He's also on something of a personal mission to reinterpret Venetian exoticism – "the dream of faraway places and merging of different cultures", as he puts it - through his choice of metals and precious or semi-precious stones, along with designs that nod to the city's multi-cultural and exotic past while remaining contemporary and highly original. To this end, the jeweller has created a collection of "luxury or concept souvenirs" of Venice that give new life to its most famous attractions and are as far removed as possible from the cheap baubles sold in the busy piazzas.
The Rialto Bridge, the oldest of the four bridges to cross the Grand Canal, is reimagined as a ring in pink gold and rubies; the ubiquitous gondola is transformed into a gold brooch with ahull crafted from lapis lazuli and studded with diamonds and sapphires, and the magnificent baroque Basilica di Santa Maria della Salute becomes a pair of three-dimensional earrings made in gold and set with drop-shape sapphires, resembling a delicate bird cage. "The Basilica della Salute earrings represent a prayer that this horrible pandemic will come to an end," explains Nardi. "It was built by the Venetians in the 17th Century as a votive offering to the Virgin Mary to end the devastating plague of 1630."
He likes to think of the wearers of these exquisite pieces as "carrying a small piece of Venice” on them. "The souvenir is, in fact, the memory of a beloved place and its possession recalls the emotions and memories linked to happy moments in our lives," he adds. "What makes jewellery special is the symbolic - dare I say it - talismanic meaning we can give it, not how many carats of gold. These souvenirs bring back that meaning."
Perhaps more significantly, Nardi has also reimagined his grandfather Giulio's own interpretation of one of the most emblematic souvenirs of Venetian iconography, the “Moretto” brooch, with its jewelled turban, which was worn by European and Hollywood royalty and made the brand famous. More recently, however, the Moretti's traditional depiction of an idealised Moorish prince has drawn criticism for its alleged racism, although such connotations could not have been further from the minds of Nardi or his forebears.
"The Moretto has always testified to the multiculturalism of Venice as the gateway to the East for Europe, open to the world as a broad-minded city and melting pot of different cultures," says the jeweller. Mindful of the sensitivities, however, he has created a new aesthetic collection using amber for the face carving in place of black horn, and calling it The Venetians. "I decided to reinvent this iconic piece respectful of the issues and give a new future to the Moretti," attests Nardi. "Our tradition does not mean to focus on the past but to try to bring this past into the future."
As we stop to take coffee in St Mark’s square at the legendary Caffe Florian, Nardi ponders the question of how best he can continue to serve his beloved city: "What I consider most important is my daily work as a Venetian jeweller and merchant. Through our name and our jewels, I can testify daily to my love for Venice."

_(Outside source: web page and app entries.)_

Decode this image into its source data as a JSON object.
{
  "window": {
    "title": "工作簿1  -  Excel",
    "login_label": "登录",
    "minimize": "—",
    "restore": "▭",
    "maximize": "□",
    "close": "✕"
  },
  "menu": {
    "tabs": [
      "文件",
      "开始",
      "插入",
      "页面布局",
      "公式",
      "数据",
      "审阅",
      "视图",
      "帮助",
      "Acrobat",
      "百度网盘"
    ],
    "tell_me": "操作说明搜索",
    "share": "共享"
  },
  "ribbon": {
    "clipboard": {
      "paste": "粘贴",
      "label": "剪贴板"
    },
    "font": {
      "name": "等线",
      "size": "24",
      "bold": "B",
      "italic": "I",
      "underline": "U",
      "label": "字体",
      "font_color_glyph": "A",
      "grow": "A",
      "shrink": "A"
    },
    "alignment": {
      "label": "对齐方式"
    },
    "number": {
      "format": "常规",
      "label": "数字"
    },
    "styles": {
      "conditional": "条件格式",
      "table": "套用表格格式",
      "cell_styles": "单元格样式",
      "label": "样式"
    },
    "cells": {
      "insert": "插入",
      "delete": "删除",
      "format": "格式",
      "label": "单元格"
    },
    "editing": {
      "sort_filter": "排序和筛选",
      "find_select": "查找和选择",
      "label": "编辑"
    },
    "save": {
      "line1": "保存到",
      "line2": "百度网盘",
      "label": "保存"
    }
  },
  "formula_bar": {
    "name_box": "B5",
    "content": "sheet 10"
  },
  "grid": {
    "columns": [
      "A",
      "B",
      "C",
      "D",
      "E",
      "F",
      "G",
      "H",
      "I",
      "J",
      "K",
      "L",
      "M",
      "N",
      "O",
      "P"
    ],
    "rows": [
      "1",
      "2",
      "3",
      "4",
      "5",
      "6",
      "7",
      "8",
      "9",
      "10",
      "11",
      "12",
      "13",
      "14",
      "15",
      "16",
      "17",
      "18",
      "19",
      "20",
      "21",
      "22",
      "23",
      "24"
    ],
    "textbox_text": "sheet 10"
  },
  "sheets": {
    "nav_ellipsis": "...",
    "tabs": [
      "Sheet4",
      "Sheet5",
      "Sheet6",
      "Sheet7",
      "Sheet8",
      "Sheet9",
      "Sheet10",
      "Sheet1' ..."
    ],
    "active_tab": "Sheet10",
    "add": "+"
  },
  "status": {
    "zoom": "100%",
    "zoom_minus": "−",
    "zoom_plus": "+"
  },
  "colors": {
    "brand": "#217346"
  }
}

ALBERTO NARDI’S SECRET VENICE:
Alberto Nardi advises that the best way to explore Venice is “to get lost in the city, discovering by yourself its beauty and uniqueness”.
Favourite café and restaurants:
“Definitely Caffe Florian and Caffe Lavena in St Mark’s Square. As for restaurants, apart from the world-famous names such as Harry’s Bar, two lesser known places: L’Osteria di Santa Marina and Vini da Gigio.”
“Ca’ Rezzonico, the 18th Century Venetian museum. The view is worthwhile not only for its artistic beauty but also because it allows you to experience the typical atmosphere of one of the most beautiful Venetian palaces.”
“The Veneto region is a treasure to discover day after day. Think of the experience of going from Venice and its lagoon to Cortina d’Ampezzo and its Dolomites peaks. And not forgetting to mention the beauty of the Veneto cities: Verona, Padua and Treviso.”